━━━ SUPPLIED MATERIAL ━━━

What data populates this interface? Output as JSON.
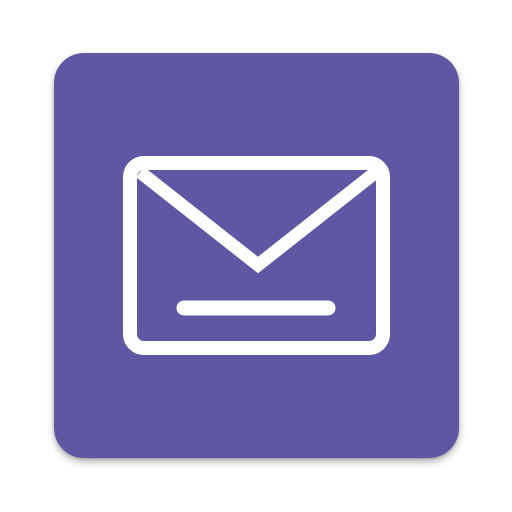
{
  "icon": {
    "name": "mail-icon",
    "background_color": "#5E57A3",
    "glyph_color": "#FFFFFF"
  }
}
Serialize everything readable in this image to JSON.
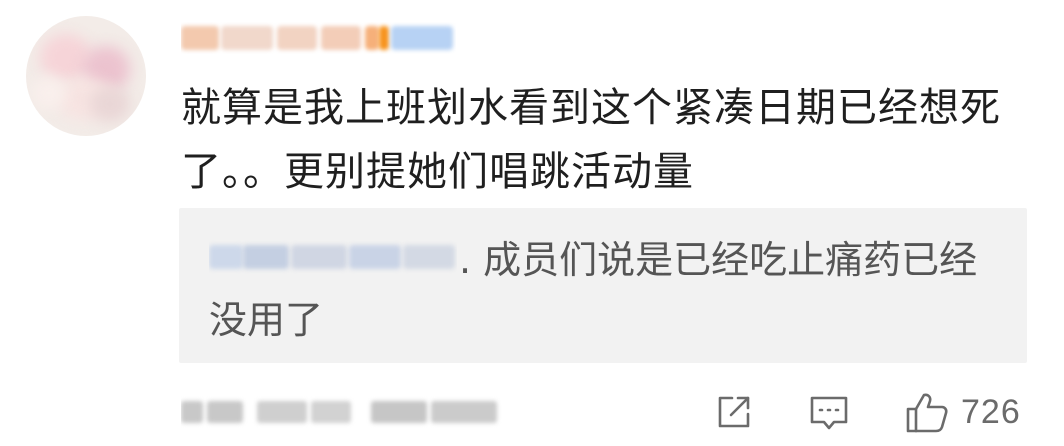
{
  "comment": {
    "line1": "就算是我上班划水看到这个紧凑日期已经想死",
    "line2": "了。。更别提她们唱跳活动量"
  },
  "reply": {
    "text": ". 成员们说是已经吃止痛药已经没用了"
  },
  "actions": {
    "share_icon": "share-icon",
    "reply_icon": "comment-icon",
    "like_icon": "thumbs-up-icon",
    "like_count": "726"
  },
  "colors": {
    "text": "#1f1f1f",
    "reply_bg": "#f2f2f2",
    "reply_text": "#555555",
    "icon_gray": "#6b6b6b"
  }
}
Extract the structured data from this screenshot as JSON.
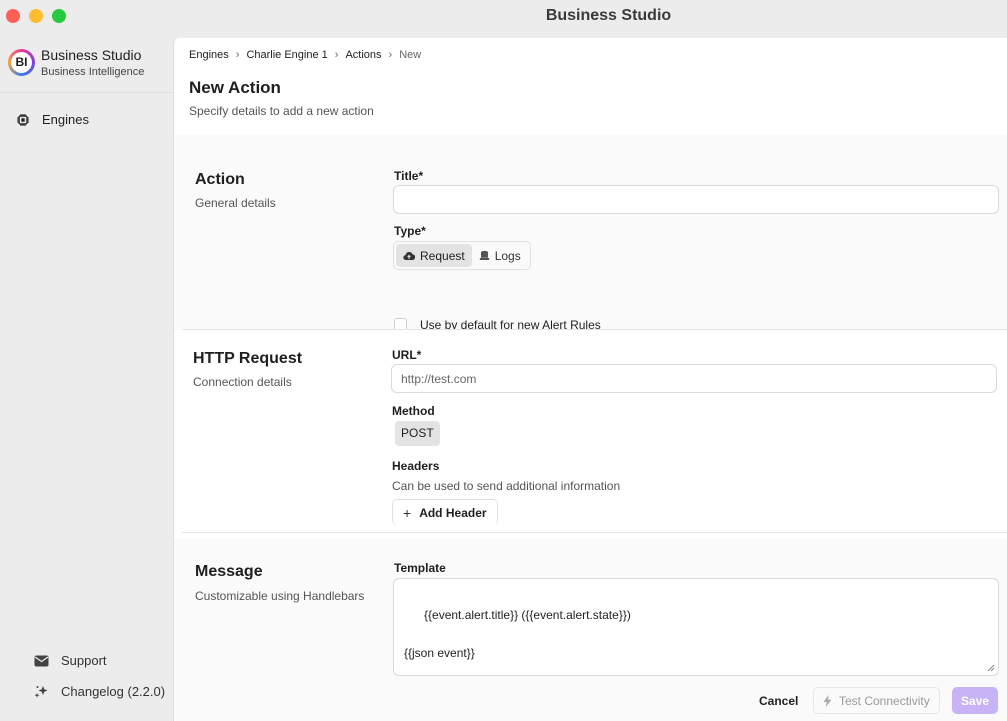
{
  "window": {
    "title": "Business Studio"
  },
  "brand": {
    "logo_text": "BI",
    "name": "Business Studio",
    "subtitle": "Business Intelligence"
  },
  "sidebar": {
    "items": [
      {
        "label": "Engines",
        "icon": "chip-icon"
      }
    ],
    "footer": [
      {
        "label": "Support",
        "icon": "envelope-icon"
      },
      {
        "label": "Changelog (2.2.0)",
        "icon": "sparkles-icon"
      }
    ]
  },
  "breadcrumb": [
    "Engines",
    "Charlie Engine 1",
    "Actions",
    "New"
  ],
  "page": {
    "title": "New Action",
    "subtitle": "Specify details to add a new action"
  },
  "action_section": {
    "title": "Action",
    "subtitle": "General details",
    "title_label": "Title*",
    "title_value": "",
    "type_label": "Type*",
    "type_options": [
      {
        "label": "Request",
        "icon": "cloud-upload-icon",
        "selected": true
      },
      {
        "label": "Logs",
        "icon": "database-icon",
        "selected": false
      }
    ],
    "default_checkbox_label": "Use by default for new Alert Rules",
    "default_checked": false
  },
  "http_section": {
    "title": "HTTP Request",
    "subtitle": "Connection details",
    "url_label": "URL*",
    "url_placeholder": "http://test.com",
    "method_label": "Method",
    "method_value": "POST",
    "headers_label": "Headers",
    "headers_hint": "Can be used to send additional information",
    "add_header_label": "Add Header"
  },
  "message_section": {
    "title": "Message",
    "subtitle": "Customizable using Handlebars",
    "template_label": "Template",
    "template_value": "{{event.alert.title}} ({{event.alert.state}})\n\n{{json event}}"
  },
  "actions": {
    "cancel": "Cancel",
    "test": "Test Connectivity",
    "save": "Save"
  },
  "colors": {
    "accent_disabled": "#c7b3f5",
    "sidebar_bg": "#ececec"
  }
}
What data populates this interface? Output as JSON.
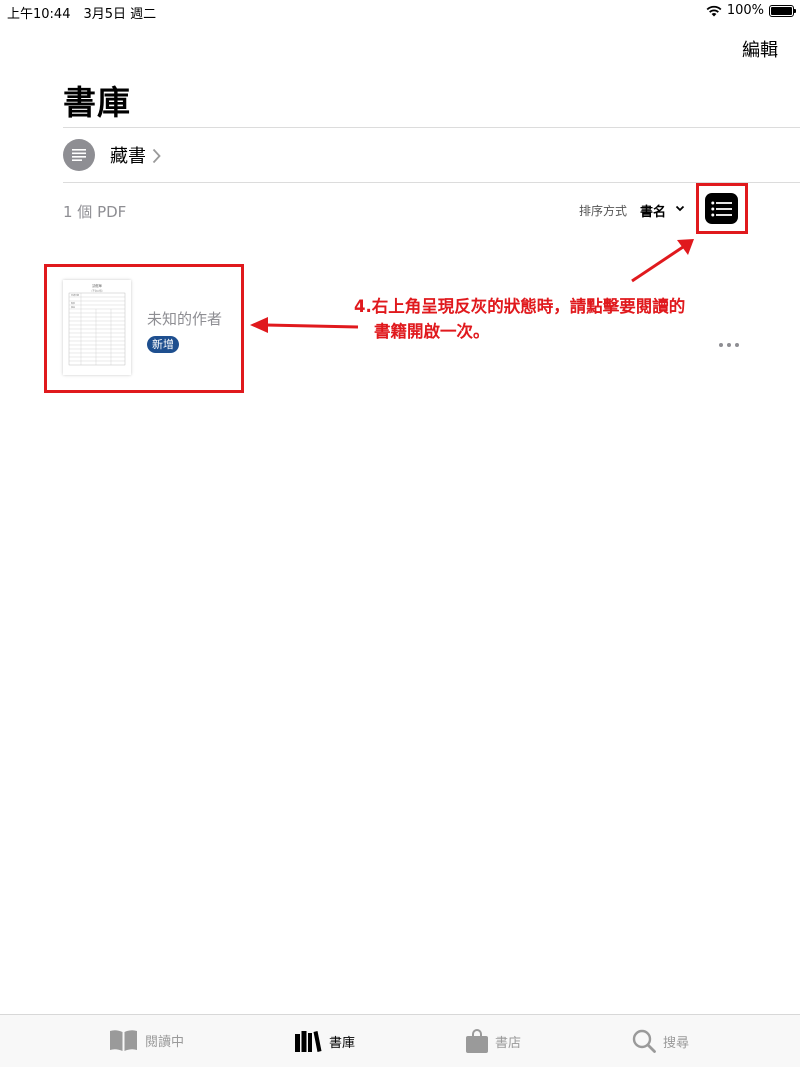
{
  "status_bar": {
    "time_date": "上午10:44　3月5日 週二",
    "battery": "100%",
    "battery_level": 1.0
  },
  "nav": {
    "edit_label": "編輯",
    "title": "書庫"
  },
  "collection": {
    "label": "藏書"
  },
  "toolbar": {
    "count": "1 個 PDF",
    "sort_label": "排序方式",
    "sort_value": "書名"
  },
  "book": {
    "author": "未知的作者",
    "badge": "新增",
    "thumb_lines": [
      "請假單",
      "（不含公假）",
      "申請日期",
      "假別",
      "事由"
    ]
  },
  "annotation": {
    "line1": "4.右上角呈現反灰的狀態時，請點擊要閱讀的",
    "line2": "書籍開啟一次。",
    "color": "#e0191d"
  },
  "tabs": [
    {
      "label": "閱讀中",
      "icon": "book-open-icon",
      "active": false
    },
    {
      "label": "書庫",
      "icon": "library-icon",
      "active": true
    },
    {
      "label": "書店",
      "icon": "shopping-bag-icon",
      "active": false
    },
    {
      "label": "搜尋",
      "icon": "search-icon",
      "active": false
    }
  ]
}
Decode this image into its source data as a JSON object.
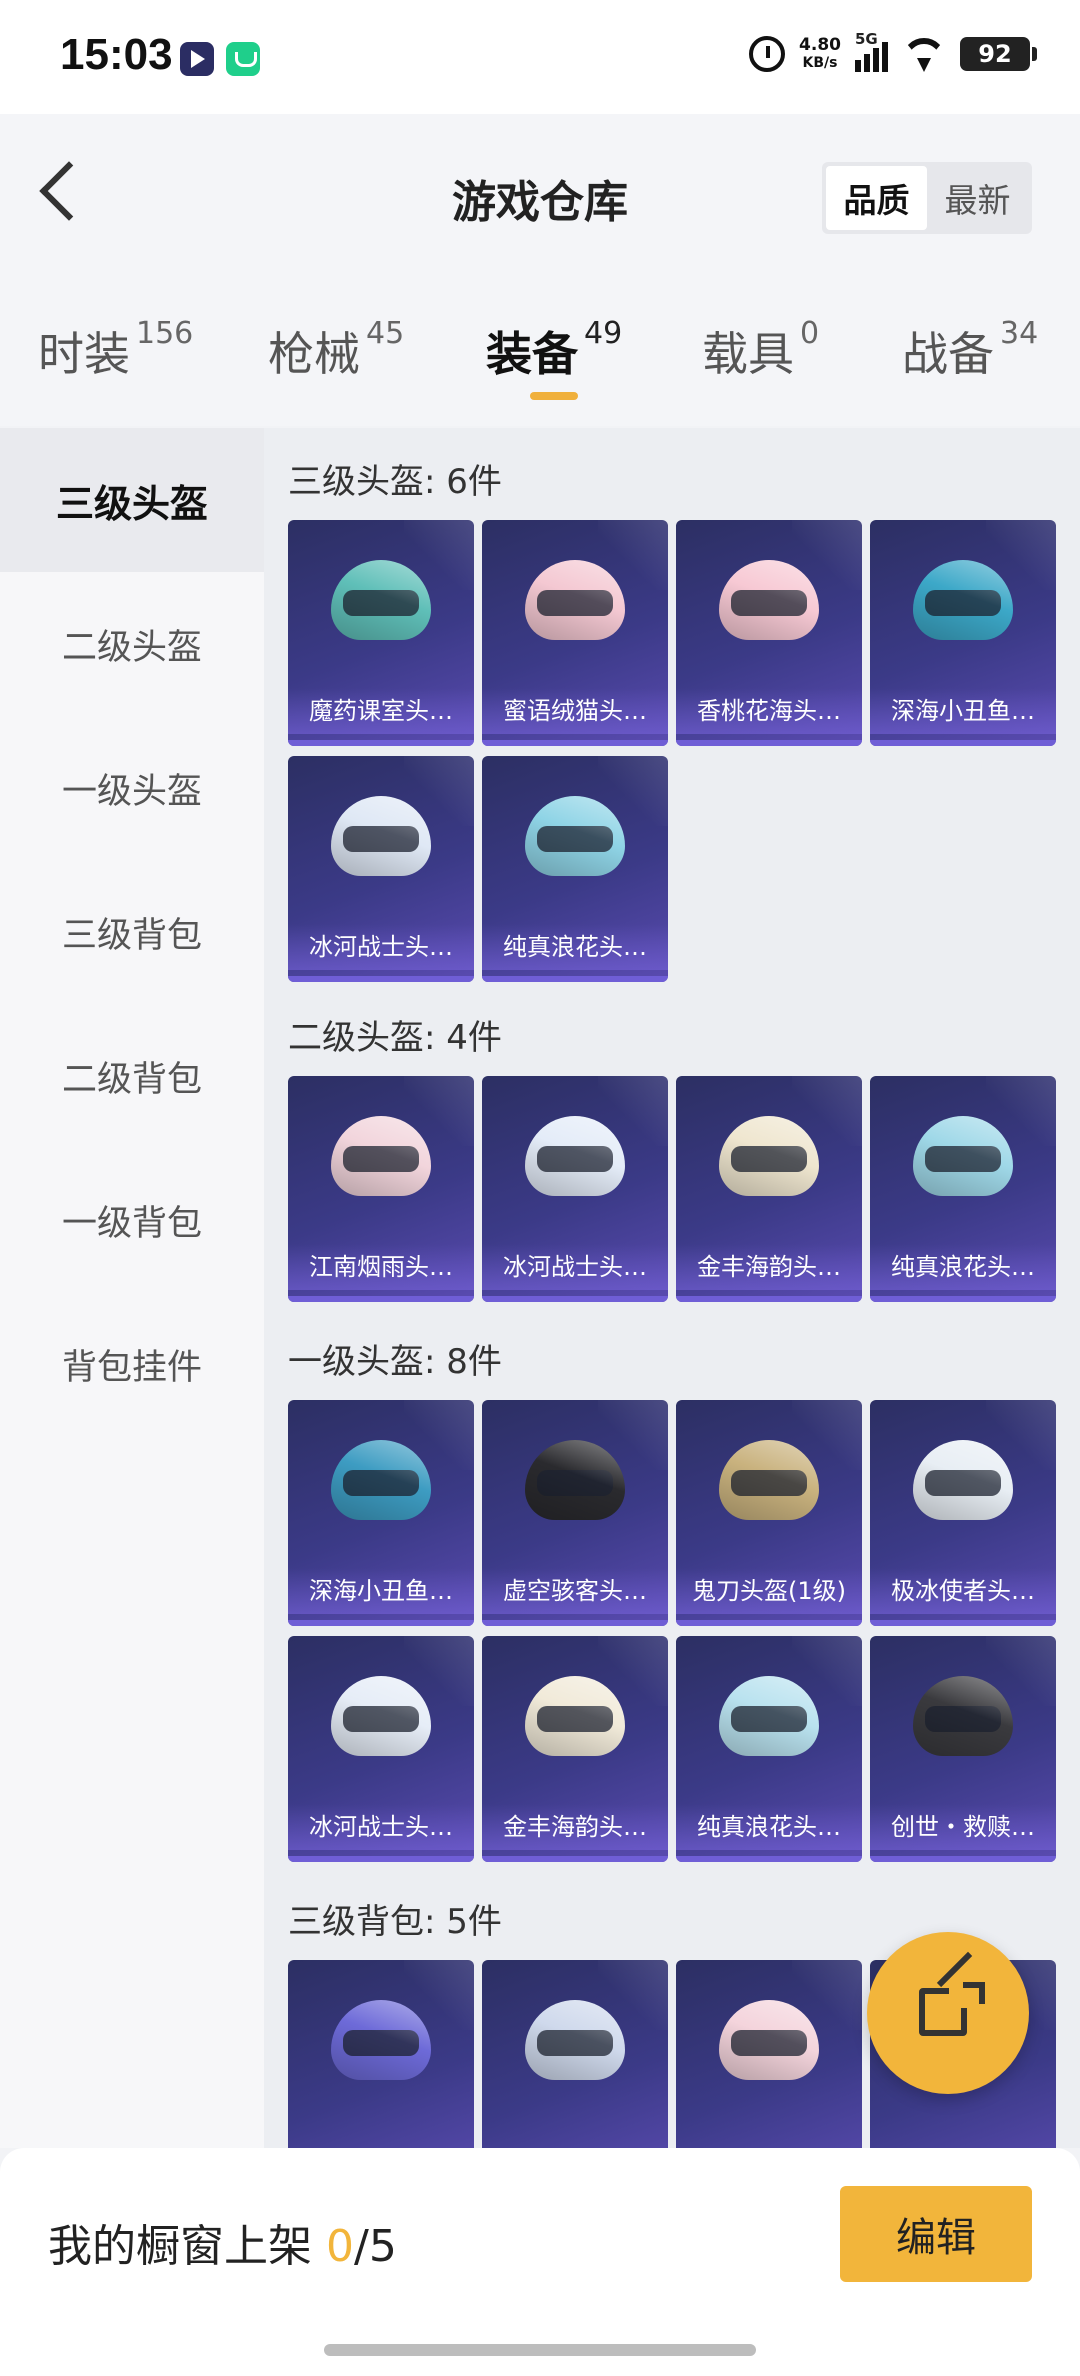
{
  "status": {
    "time": "15:03",
    "speed_value": "4.80",
    "speed_unit": "KB/s",
    "network": "5G",
    "battery": "92"
  },
  "header": {
    "title": "游戏仓库",
    "sort": [
      "品质",
      "最新"
    ]
  },
  "tabs": [
    {
      "label": "时装",
      "count": "156"
    },
    {
      "label": "枪械",
      "count": "45"
    },
    {
      "label": "装备",
      "count": "49"
    },
    {
      "label": "载具",
      "count": "0"
    },
    {
      "label": "战备",
      "count": "34"
    }
  ],
  "sidebar": [
    "三级头盔",
    "二级头盔",
    "一级头盔",
    "三级背包",
    "二级背包",
    "一级背包",
    "背包挂件"
  ],
  "sections": [
    {
      "title": "三级头盔: 6件",
      "items": [
        "魔药课室头…",
        "蜜语绒猫头…",
        "香桃花海头…",
        "深海小丑鱼…",
        "冰河战士头…",
        "纯真浪花头…"
      ]
    },
    {
      "title": "二级头盔: 4件",
      "items": [
        "江南烟雨头…",
        "冰河战士头…",
        "金丰海韵头…",
        "纯真浪花头…"
      ]
    },
    {
      "title": "一级头盔: 8件",
      "items": [
        "深海小丑鱼…",
        "虚空骇客头…",
        "鬼刀头盔(1级)",
        "极冰使者头…",
        "冰河战士头…",
        "金丰海韵头…",
        "纯真浪花头…",
        "创世・救赎…"
      ]
    },
    {
      "title": "三级背包: 5件",
      "items": [
        "",
        "",
        "",
        ""
      ]
    }
  ],
  "item_colors": [
    [
      "#5fbfb8",
      "#f4c8d2",
      "#f7c9d4",
      "#3ca8c8",
      "#dfe8f5",
      "#8fd4e6"
    ],
    [
      "#f2d5dc",
      "#e4ecf8",
      "#efe6cf",
      "#9fd8e8"
    ],
    [
      "#3d9cc2",
      "#2a2a2e",
      "#c9b27e",
      "#e8eef4",
      "#e6edf7",
      "#f1ead9",
      "#b9e2ef",
      "#3a3a3e"
    ],
    [
      "#6d6ad8",
      "#cfd9ec",
      "#f4d4dc",
      "#3b68c9"
    ]
  ],
  "bottom": {
    "showcase_label": "我的橱窗上架",
    "count": "0",
    "total": "/5",
    "edit": "编辑"
  }
}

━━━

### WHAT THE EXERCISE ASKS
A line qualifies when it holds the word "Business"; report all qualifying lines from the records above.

### REPLY TO THE TASK
    "title": "Business Studio"
    "name": "Business Studio",
    "subtitle": "Business Intelligence"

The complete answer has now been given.